#### Exercise aim
Take the data that follows and return it exactly.

[Collected data]
□ □ □ □ □ □ □

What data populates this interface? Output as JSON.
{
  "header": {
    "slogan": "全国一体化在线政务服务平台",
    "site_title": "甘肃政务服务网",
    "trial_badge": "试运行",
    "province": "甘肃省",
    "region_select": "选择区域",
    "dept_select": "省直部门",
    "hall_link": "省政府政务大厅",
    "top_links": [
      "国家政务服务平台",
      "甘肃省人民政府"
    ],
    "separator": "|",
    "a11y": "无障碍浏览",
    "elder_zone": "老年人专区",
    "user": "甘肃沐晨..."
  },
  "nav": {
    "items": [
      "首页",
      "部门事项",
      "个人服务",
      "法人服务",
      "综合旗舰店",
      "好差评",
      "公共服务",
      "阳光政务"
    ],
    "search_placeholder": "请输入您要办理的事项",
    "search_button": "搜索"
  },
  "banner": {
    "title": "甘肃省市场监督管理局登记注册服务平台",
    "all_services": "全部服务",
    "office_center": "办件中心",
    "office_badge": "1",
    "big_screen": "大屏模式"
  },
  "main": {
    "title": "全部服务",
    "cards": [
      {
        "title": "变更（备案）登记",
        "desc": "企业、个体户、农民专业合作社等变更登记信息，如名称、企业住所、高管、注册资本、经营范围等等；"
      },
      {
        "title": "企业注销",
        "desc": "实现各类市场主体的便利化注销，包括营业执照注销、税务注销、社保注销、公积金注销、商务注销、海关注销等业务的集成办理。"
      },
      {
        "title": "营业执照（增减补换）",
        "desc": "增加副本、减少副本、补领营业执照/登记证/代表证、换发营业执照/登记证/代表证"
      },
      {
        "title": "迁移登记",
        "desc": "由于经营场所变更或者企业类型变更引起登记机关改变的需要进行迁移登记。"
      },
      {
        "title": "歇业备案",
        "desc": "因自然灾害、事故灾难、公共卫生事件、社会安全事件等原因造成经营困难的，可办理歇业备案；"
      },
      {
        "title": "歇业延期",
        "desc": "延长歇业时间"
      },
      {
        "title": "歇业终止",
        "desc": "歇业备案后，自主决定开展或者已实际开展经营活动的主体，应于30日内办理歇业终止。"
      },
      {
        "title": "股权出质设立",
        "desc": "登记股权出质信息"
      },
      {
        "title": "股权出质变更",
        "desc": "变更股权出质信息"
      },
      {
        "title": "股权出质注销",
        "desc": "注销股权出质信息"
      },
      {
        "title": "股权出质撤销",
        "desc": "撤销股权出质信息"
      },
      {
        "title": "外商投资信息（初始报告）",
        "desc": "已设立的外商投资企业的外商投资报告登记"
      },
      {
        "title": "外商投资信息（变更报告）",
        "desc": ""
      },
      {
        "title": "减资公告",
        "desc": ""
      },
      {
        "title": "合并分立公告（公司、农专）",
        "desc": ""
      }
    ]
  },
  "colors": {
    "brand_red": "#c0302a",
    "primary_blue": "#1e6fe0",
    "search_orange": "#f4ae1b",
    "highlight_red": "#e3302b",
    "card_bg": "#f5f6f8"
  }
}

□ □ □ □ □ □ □

#### Written response
What data populates this interface? Output as JSON.
{
  "header": {
    "slogan": "全国一体化在线政务服务平台",
    "site_title": "甘肃政务服务网",
    "trial_badge": "试运行",
    "province": "甘肃省",
    "region_select": "选择区域",
    "dept_select": "省直部门",
    "hall_link": "省政府政务大厅",
    "top_links": [
      "国家政务服务平台",
      "甘肃省人民政府"
    ],
    "separator": "|",
    "a11y": "无障碍浏览",
    "elder_zone": "老年人专区",
    "user": "甘肃沐晨..."
  },
  "nav": {
    "items": [
      "首页",
      "部门事项",
      "个人服务",
      "法人服务",
      "综合旗舰店",
      "好差评",
      "公共服务",
      "阳光政务"
    ],
    "search_placeholder": "请输入您要办理的事项",
    "search_button": "搜索"
  },
  "banner": {
    "title": "甘肃省市场监督管理局登记注册服务平台",
    "all_services": "全部服务",
    "office_center": "办件中心",
    "office_badge": "1",
    "big_screen": "大屏模式"
  },
  "main": {
    "title": "全部服务",
    "cards": [
      {
        "title": "变更（备案）登记",
        "desc": "企业、个体户、农民专业合作社等变更登记信息，如名称、企业住所、高管、注册资本、经营范围等等；"
      },
      {
        "title": "企业注销",
        "desc": "实现各类市场主体的便利化注销，包括营业执照注销、税务注销、社保注销、公积金注销、商务注销、海关注销等业务的集成办理。"
      },
      {
        "title": "营业执照（增减补换）",
        "desc": "增加副本、减少副本、补领营业执照/登记证/代表证、换发营业执照/登记证/代表证"
      },
      {
        "title": "迁移登记",
        "desc": "由于经营场所变更或者企业类型变更引起登记机关改变的需要进行迁移登记。"
      },
      {
        "title": "歇业备案",
        "desc": "因自然灾害、事故灾难、公共卫生事件、社会安全事件等原因造成经营困难的，可办理歇业备案；"
      },
      {
        "title": "歇业延期",
        "desc": "延长歇业时间"
      },
      {
        "title": "歇业终止",
        "desc": "歇业备案后，自主决定开展或者已实际开展经营活动的主体，应于30日内办理歇业终止。"
      },
      {
        "title": "股权出质设立",
        "desc": "登记股权出质信息"
      },
      {
        "title": "股权出质变更",
        "desc": "变更股权出质信息"
      },
      {
        "title": "股权出质注销",
        "desc": "注销股权出质信息"
      },
      {
        "title": "股权出质撤销",
        "desc": "撤销股权出质信息"
      },
      {
        "title": "外商投资信息（初始报告）",
        "desc": "已设立的外商投资企业的外商投资报告登记"
      },
      {
        "title": "外商投资信息（变更报告）",
        "desc": ""
      },
      {
        "title": "减资公告",
        "desc": ""
      },
      {
        "title": "合并分立公告（公司、农专）",
        "desc": ""
      }
    ]
  },
  "colors": {
    "brand_red": "#c0302a",
    "primary_blue": "#1e6fe0",
    "search_orange": "#f4ae1b",
    "highlight_red": "#e3302b",
    "card_bg": "#f5f6f8"
  }
}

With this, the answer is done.